The 2005 figures, released by the Jerusalem Institute for Israel Studies, show that the balance of population in the city would have favored Jews over Arabs had measures been taken to curb the exodus.

Today, 66 percent of Jerusalem's residents are Jews and 34 percent are Arabs. By 2020, the Jews are expected to comprise 60 percent of the city's population, while the Arabs are expected to reach 40 percent.

Labor and Kadima officials have in recent years advocated changing Jerusalem's jurisdiction in order to deal with the "demographic problem."

Some 16,200 residents left Jerusalem in 2005, half of them aged 20 to 34, compared to 10,300 who moved to the city.

Jerusalem's Statistical Abstract editor Dr. Maya Hoshen said people leave Jerusalem mainly due to lack of employment and affordable housing. The number of ultra-Orthodox residents leaving the city has also grown in recent years.

In an article she intends to release soon, Hoshen lists four main periods of Jewish emigration from Jerusalem since its unification.

*1968-1972 - The number of people leaving Jerusalem each year on average was 800 more than those moving in.

*1973-1978 - The number of people leaving Jerusalem each year was on average 1,000-2,000 more than those moving in, following the construction of new neighborhoods.

*1987-1988 - The number of people leaving Jerusalem each year was on average 600 more than those moving in.
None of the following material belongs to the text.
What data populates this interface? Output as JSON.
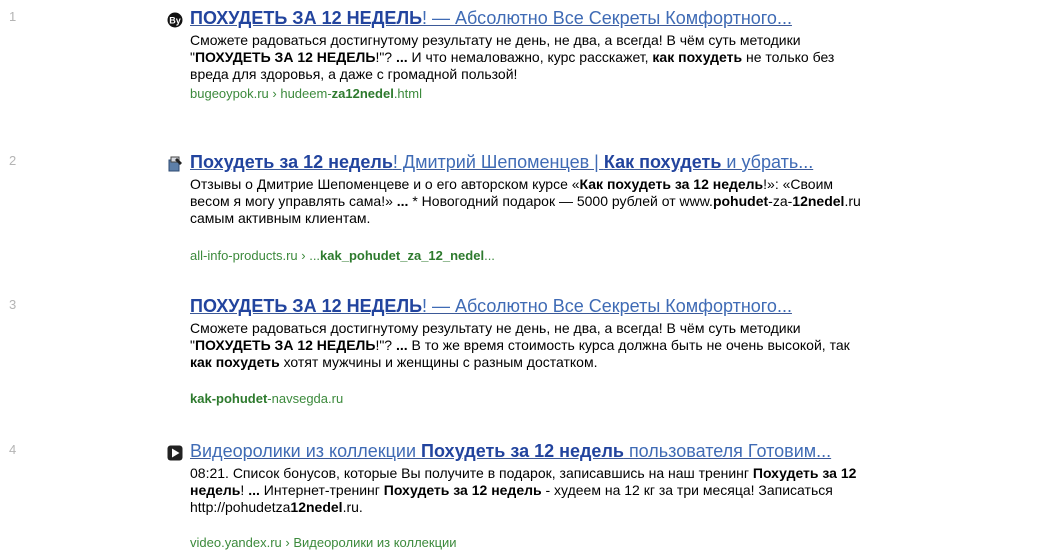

*1988-2005 - The number of people leaving increased. In 2003, the number of people leaving was 5,100 more than those moving in, the smallest differential since 1990. From 1991 to 1996, the number of people leaving was 5,600-6,200 more than those moving in each year. The ratio of people leaving peaked in 2000, as 8,200 more people left Jerusalem than moved in.